The party leaders’ messages clashed as they moved in to the final days of the campaign.
Ms Sturgeon will deliver a speech in Glasgow today, where she will tell voters that the SNP stands ready to help implement “progressive policies” across the UK.
She will call for all Scots to support the party, regardless of whether they voted Yes on No in the September independence referendum.
But Mr Murphy, also on the campaign trail in Glasgow, will argue that the SNP would use significant gains at Westminster as a launch pad towards a second vote on leaving the UK.
Ms Sturgeon is expected to say: “For me and my party, making Scotland stronger at Westminster - and helping to deliver progressive politics for the benefit of every part of the UK - are mutually supportive.
“They are different sides of the same coin - and we can all benefit together.
“If Scotland is stronger at Westminster with a team of SNP MPs, that influence will be used to deliver a fairer society - north and south of the border.
“As I have made very clear, this election is not about independence or about another referendum.
“It is about giving Scotland real power at Westminster and about making sure that the voices of families, communities and individuals the length and breadth of Scotland - those who voted Yes and those who voted No last year - are listened to.”
A recent opinion poll showed support for the SNP above 50 per cent, suggesting the party could win dozens of seats on May 7.
Ms Sturgeon will reject suggestions that the SNP should not exert influence over a Westminster government.
“It is outrageous to hear representatives of the UK establishment, past and present, imply that some voices - and some votes - should be worth less than others,” she will say.
“Make no mistake, the people of Scotland can be heard - loud and clear - at this election.
“Their votes will be counted and their votes will matter.
“For as long as Scotland remains part of the Westminster system, that means our voice - and our votes - must have equal weight.”
Mr Murphy will highlight Ms Sturgeon’s refusal to rule out including another referendum in the SNP’s manifesto for the 2016 Scottish Parliament elections during a visit to a day centre to meet pensioners.
Scottish Labour leader Jim Murphy said: “The next Labour Government will work flat out every single day to make life fairer for working class Scots.
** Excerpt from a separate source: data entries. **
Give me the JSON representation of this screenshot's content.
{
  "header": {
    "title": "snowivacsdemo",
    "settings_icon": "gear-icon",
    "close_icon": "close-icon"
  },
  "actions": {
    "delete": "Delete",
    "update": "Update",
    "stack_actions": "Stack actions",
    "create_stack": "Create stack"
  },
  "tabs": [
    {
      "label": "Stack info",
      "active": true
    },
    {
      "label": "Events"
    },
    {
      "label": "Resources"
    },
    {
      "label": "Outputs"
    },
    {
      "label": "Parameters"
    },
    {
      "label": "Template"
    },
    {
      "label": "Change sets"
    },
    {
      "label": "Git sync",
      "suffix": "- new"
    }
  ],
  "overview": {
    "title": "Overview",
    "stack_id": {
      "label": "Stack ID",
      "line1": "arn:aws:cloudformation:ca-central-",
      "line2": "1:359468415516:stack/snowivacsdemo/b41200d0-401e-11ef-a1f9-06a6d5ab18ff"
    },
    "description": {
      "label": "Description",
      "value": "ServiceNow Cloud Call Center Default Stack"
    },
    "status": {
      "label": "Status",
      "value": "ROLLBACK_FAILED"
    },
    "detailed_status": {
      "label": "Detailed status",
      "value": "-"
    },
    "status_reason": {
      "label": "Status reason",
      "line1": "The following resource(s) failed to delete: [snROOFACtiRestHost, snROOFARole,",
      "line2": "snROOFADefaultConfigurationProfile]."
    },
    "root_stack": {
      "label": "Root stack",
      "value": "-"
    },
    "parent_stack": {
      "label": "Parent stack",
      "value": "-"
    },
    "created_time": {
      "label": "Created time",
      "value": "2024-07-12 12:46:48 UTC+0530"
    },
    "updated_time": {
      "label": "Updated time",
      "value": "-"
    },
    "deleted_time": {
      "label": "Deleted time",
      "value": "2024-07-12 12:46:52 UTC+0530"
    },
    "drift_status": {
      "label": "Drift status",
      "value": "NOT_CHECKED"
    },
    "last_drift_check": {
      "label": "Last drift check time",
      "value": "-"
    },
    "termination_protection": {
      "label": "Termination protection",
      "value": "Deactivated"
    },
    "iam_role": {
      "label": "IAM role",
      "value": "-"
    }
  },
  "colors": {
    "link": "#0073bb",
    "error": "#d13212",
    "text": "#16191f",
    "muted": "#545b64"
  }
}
That’s what will guide us in everything we do.
“The contrast with the SNP, who are planning another referendum as soon as they can get one, couldn’t be greater.
“The priorities of Scots going about their daily lives are paying the bills and making sure their families get on in life. A Labour Government will help working families do exactly that.
“The SNP want to spend all their time and energy working for another divisive and time consuming referendum. No pensioner living in poverty will be helped by another referendum. No family will see their wages go further with another vote on independence.”
He will add: “The way to get a Labour Government that won’t seek to divide Scotland with another referendum is to vote for Labour. A vote for anyone other than Labour risks the Tories being the largest party across the UK and David Cameron walking back into Downing Street. For the sake of working class families in Scotland we need to do everything we can to avoid that.”
Elsewhere on the campaign trail, Conservative leader Ruth Davidson will focus on defence during a visit to Tayside.
Speaking ahead of the visit, she said: “The Conservatives have pledged to do what it takes to ensure that our defences remain strong over the coming years and that our troops have what it takes to do their job.
“No more sending our armed forces into conflict without the proper kit, as we saw in wars past.
“We will protect spending on aid so that we can continue to help those struck by disaster or poverty.
“And we will renew our Trident submarines so that Britain is protected in an uncertain world.”
Scottish Liberal Democrat leader Willie Rennie meanwhile will set out the choice facing voters in eleven Lib Dem seats to a team of footballers at World of Football in Edinburgh.
He is expected to use the event to criticise SNP borrowing plans and Tory plans for further cuts.